--- Material shown ---

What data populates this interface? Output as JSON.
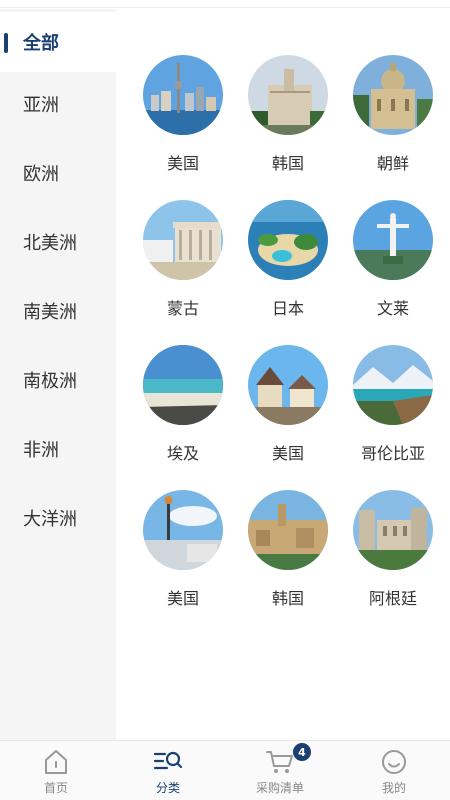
{
  "sidebar": {
    "items": [
      {
        "label": "全部"
      },
      {
        "label": "亚洲"
      },
      {
        "label": "欧洲"
      },
      {
        "label": "北美洲"
      },
      {
        "label": "南美洲"
      },
      {
        "label": "南极洲"
      },
      {
        "label": "非洲"
      },
      {
        "label": "大洋洲"
      }
    ],
    "active_color": "#1c3f72"
  },
  "grid": {
    "items": [
      {
        "label": "美国"
      },
      {
        "label": "韩国"
      },
      {
        "label": "朝鲜"
      },
      {
        "label": "蒙古"
      },
      {
        "label": "日本"
      },
      {
        "label": "文莱"
      },
      {
        "label": "埃及"
      },
      {
        "label": "美国"
      },
      {
        "label": "哥伦比亚"
      },
      {
        "label": "美国"
      },
      {
        "label": "韩国"
      },
      {
        "label": "阿根廷"
      }
    ]
  },
  "tabbar": {
    "tabs": [
      {
        "label": "首页",
        "icon": "home-icon"
      },
      {
        "label": "分类",
        "icon": "category-search-icon"
      },
      {
        "label": "采购清单",
        "icon": "cart-icon",
        "badge": "4"
      },
      {
        "label": "我的",
        "icon": "smile-profile-icon"
      }
    ],
    "active_tab": "分类"
  }
}
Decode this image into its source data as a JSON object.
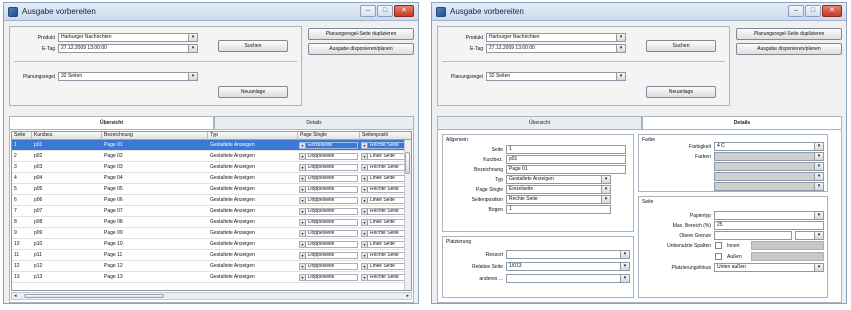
{
  "window_title": "Ausgabe vorbereiten",
  "window_buttons": {
    "minimize": "–",
    "maximize": "□",
    "close": "✕"
  },
  "header": {
    "produkt_label": "Produkt",
    "produkt_value": "Harburger Nachrichten",
    "etag_label": "E-Tag",
    "etag_value": "27.12.2009 13:00:00",
    "suchen_label": "Suchen",
    "planungsregel_label": "Planungsregel",
    "planungsregel_value": "32 Seiten",
    "neuanlage_label": "Neuanlage",
    "duplizieren_label": "Planungsregel-Seite duplizieren",
    "disponieren_label": "Ausgabe disponieren/planen"
  },
  "tabs": {
    "uebersicht": "Übersicht",
    "details": "Details"
  },
  "grid": {
    "columns": [
      "Seite",
      "Kurzbez.",
      "Bezeichnung",
      "Typ",
      "Page Single",
      "Seitenpositi"
    ],
    "rows": [
      {
        "seite": "1",
        "kurz": "p01",
        "bez": "Page 01",
        "typ": "Gestaltete Anzeigen",
        "single": "Einzelseite",
        "pos": "Rechte Seite",
        "selected": true
      },
      {
        "seite": "2",
        "kurz": "p02",
        "bez": "Page 02",
        "typ": "Gestaltete Anzeigen",
        "single": "Doppelseite",
        "pos": "Linke Seite"
      },
      {
        "seite": "3",
        "kurz": "p03",
        "bez": "Page 03",
        "typ": "Gestaltete Anzeigen",
        "single": "Doppelseite",
        "pos": "Rechte Seite"
      },
      {
        "seite": "4",
        "kurz": "p04",
        "bez": "Page 04",
        "typ": "Gestaltete Anzeigen",
        "single": "Doppelseite",
        "pos": "Linke Seite"
      },
      {
        "seite": "5",
        "kurz": "p05",
        "bez": "Page 05",
        "typ": "Gestaltete Anzeigen",
        "single": "Doppelseite",
        "pos": "Rechte Seite"
      },
      {
        "seite": "6",
        "kurz": "p06",
        "bez": "Page 06",
        "typ": "Gestaltete Anzeigen",
        "single": "Doppelseite",
        "pos": "Linke Seite"
      },
      {
        "seite": "7",
        "kurz": "p07",
        "bez": "Page 07",
        "typ": "Gestaltete Anzeigen",
        "single": "Doppelseite",
        "pos": "Rechte Seite"
      },
      {
        "seite": "8",
        "kurz": "p08",
        "bez": "Page 08",
        "typ": "Gestaltete Anzeigen",
        "single": "Doppelseite",
        "pos": "Linke Seite"
      },
      {
        "seite": "9",
        "kurz": "p09",
        "bez": "Page 09",
        "typ": "Gestaltete Anzeigen",
        "single": "Doppelseite",
        "pos": "Rechte Seite"
      },
      {
        "seite": "10",
        "kurz": "p10",
        "bez": "Page 10",
        "typ": "Gestaltete Anzeigen",
        "single": "Doppelseite",
        "pos": "Linke Seite"
      },
      {
        "seite": "11",
        "kurz": "p11",
        "bez": "Page 11",
        "typ": "Gestaltete Anzeigen",
        "single": "Doppelseite",
        "pos": "Rechte Seite"
      },
      {
        "seite": "12",
        "kurz": "p12",
        "bez": "Page 12",
        "typ": "Gestaltete Anzeigen",
        "single": "Doppelseite",
        "pos": "Linke Seite"
      },
      {
        "seite": "13",
        "kurz": "p13",
        "bez": "Page 13",
        "typ": "Gestaltete Anzeigen",
        "single": "Doppelseite",
        "pos": "Rechte Seite"
      }
    ]
  },
  "details": {
    "allgemein_label": "Allgemein",
    "seite_label": "Seite",
    "seite_value": "1",
    "kurzbez_label": "Kurzbez.",
    "kurzbez_value": "p01",
    "bezeichnung_label": "Bezeichnung",
    "bezeichnung_value": "Page 01",
    "typ_label": "Typ",
    "typ_value": "Gestaltete Anzeigen",
    "page_single_label": "Page Single",
    "page_single_value": "Einzelseite",
    "seitenposition_label": "Seitenposition",
    "seitenposition_value": "Rechte Seite",
    "bogen_label": "Bogen",
    "bogen_value": "1",
    "platzierung_label": "Platzierung",
    "ressort_label": "Ressort",
    "ressort_value": "",
    "relative_seite_label": "Relative Seite",
    "relative_seite_value": "1/013",
    "anderes_label": "anderes ...",
    "anderes_value": "",
    "farbe_label": "Farbe",
    "farbigkeit_label": "Farbigkeit",
    "farbigkeit_value": "4 C",
    "farben_label": "Farben",
    "seite_group_label": "Seite",
    "papiertyp_label": "Papiertyp",
    "papiertyp_value": "",
    "max_bereich_label": "Max. Bereich (%)",
    "max_bereich_value": "25",
    "obere_grenze_label": "Obere Grenze",
    "unbenutzte_label": "Unbenutzte Spalten",
    "innen_label": "Innen",
    "aussen_label": "Außen",
    "platzierungsfokus_label": "Platzierungsfokus",
    "platzierungsfokus_value": "Unten außen"
  },
  "colors": {
    "selection": "#3c78d6",
    "titlebar": "#cbdaee",
    "close": "#c63a22"
  }
}
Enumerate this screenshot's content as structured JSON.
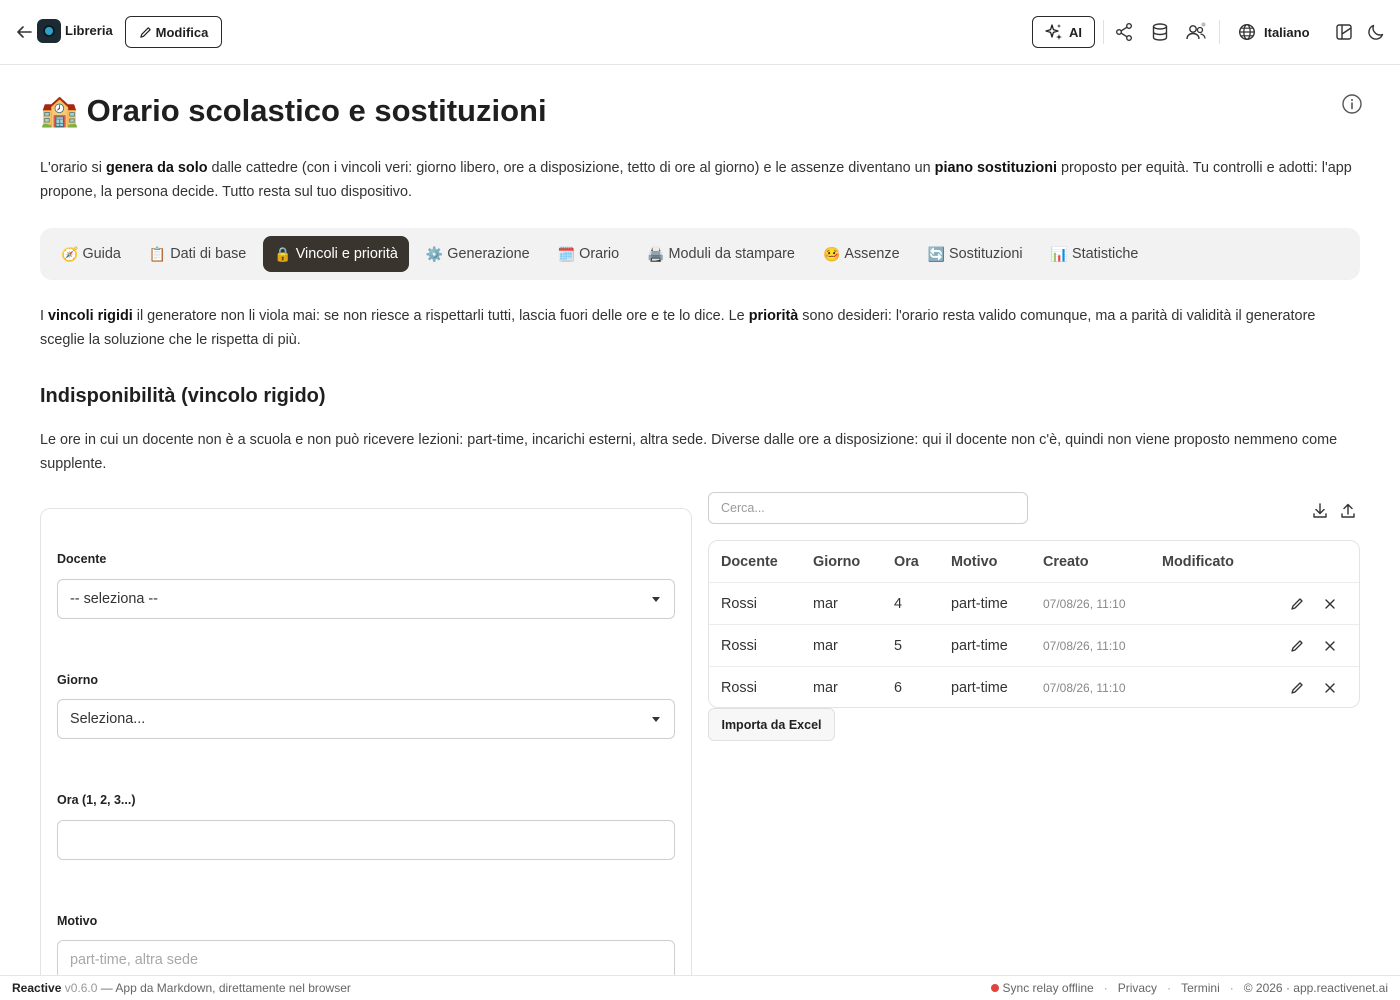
{
  "topbar": {
    "app_name": "Libreria",
    "edit_label": "Modifica",
    "ai_label": "AI",
    "language": "Italiano"
  },
  "page": {
    "title_emoji": "🏫",
    "title": "Orario scolastico e sostituzioni",
    "intro": {
      "t1": "L'orario si ",
      "b1": "genera da solo",
      "t2": " dalle cattedre (con i vincoli veri: giorno libero, ore a disposizione, tetto di ore al giorno) e le assenze diventano un ",
      "b2": "piano sostituzioni",
      "t3": " proposto per equità. Tu controlli e adotti: l'app propone, la persona decide. Tutto resta sul tuo dispositivo."
    }
  },
  "tabs": [
    {
      "emoji": "🧭",
      "label": "Guida"
    },
    {
      "emoji": "📋",
      "label": "Dati di base"
    },
    {
      "emoji": "🔒",
      "label": "Vincoli e priorità",
      "active": true
    },
    {
      "emoji": "⚙️",
      "label": "Generazione"
    },
    {
      "emoji": "🗓️",
      "label": "Orario"
    },
    {
      "emoji": "🖨️",
      "label": "Moduli da stampare"
    },
    {
      "emoji": "🤒",
      "label": "Assenze"
    },
    {
      "emoji": "🔄",
      "label": "Sostituzioni"
    },
    {
      "emoji": "📊",
      "label": "Statistiche"
    }
  ],
  "rules": {
    "t1": "I ",
    "b1": "vincoli rigidi",
    "t2": " il generatore non li viola mai: se non riesce a rispettarli tutti, lascia fuori delle ore e te lo dice. Le ",
    "b2": "priorità",
    "t3": " sono desideri: l'orario resta valido comunque, ma a parità di validità il generatore sceglie la soluzione che le rispetta di più."
  },
  "section": {
    "title": "Indisponibilità (vincolo rigido)",
    "desc": "Le ore in cui un docente non è a scuola e non può ricevere lezioni: part-time, incarichi esterni, altra sede. Diverse dalle ore a disposizione: qui il docente non c'è, quindi non viene proposto nemmeno come supplente."
  },
  "form": {
    "docente_label": "Docente",
    "docente_value": "-- seleziona --",
    "giorno_label": "Giorno",
    "giorno_value": "Seleziona...",
    "ora_label": "Ora (1, 2, 3...)",
    "ora_value": "",
    "motivo_label": "Motivo",
    "motivo_placeholder": "part-time, altra sede"
  },
  "table": {
    "search_placeholder": "Cerca...",
    "columns": [
      "Docente",
      "Giorno",
      "Ora",
      "Motivo",
      "Creato",
      "Modificato"
    ],
    "rows": [
      {
        "docente": "Rossi",
        "giorno": "mar",
        "ora": "4",
        "motivo": "part-time",
        "creato": "07/08/26, 11:10",
        "modificato": ""
      },
      {
        "docente": "Rossi",
        "giorno": "mar",
        "ora": "5",
        "motivo": "part-time",
        "creato": "07/08/26, 11:10",
        "modificato": ""
      },
      {
        "docente": "Rossi",
        "giorno": "mar",
        "ora": "6",
        "motivo": "part-time",
        "creato": "07/08/26, 11:10",
        "modificato": ""
      }
    ],
    "import_label": "Importa da Excel"
  },
  "footer": {
    "brand": "Reactive",
    "version": "v0.6.0",
    "tagline": " — App da Markdown, direttamente nel browser",
    "sync_status": "Sync relay offline",
    "privacy": "Privacy",
    "terms": "Termini",
    "copyright": "© 2026 · app.reactivenet.ai"
  },
  "colors": {
    "active_tab_bg": "#3a342e",
    "tabs_bg": "#f2f2f2",
    "offline_dot": "#e0443e",
    "logo_accent": "#2ea3c9"
  }
}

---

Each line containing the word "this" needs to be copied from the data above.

- Answer area -
What data populates this interface? Output as JSON.
Decode this image into its source data as a JSON object.
Enumerate this screenshot's content as structured JSON.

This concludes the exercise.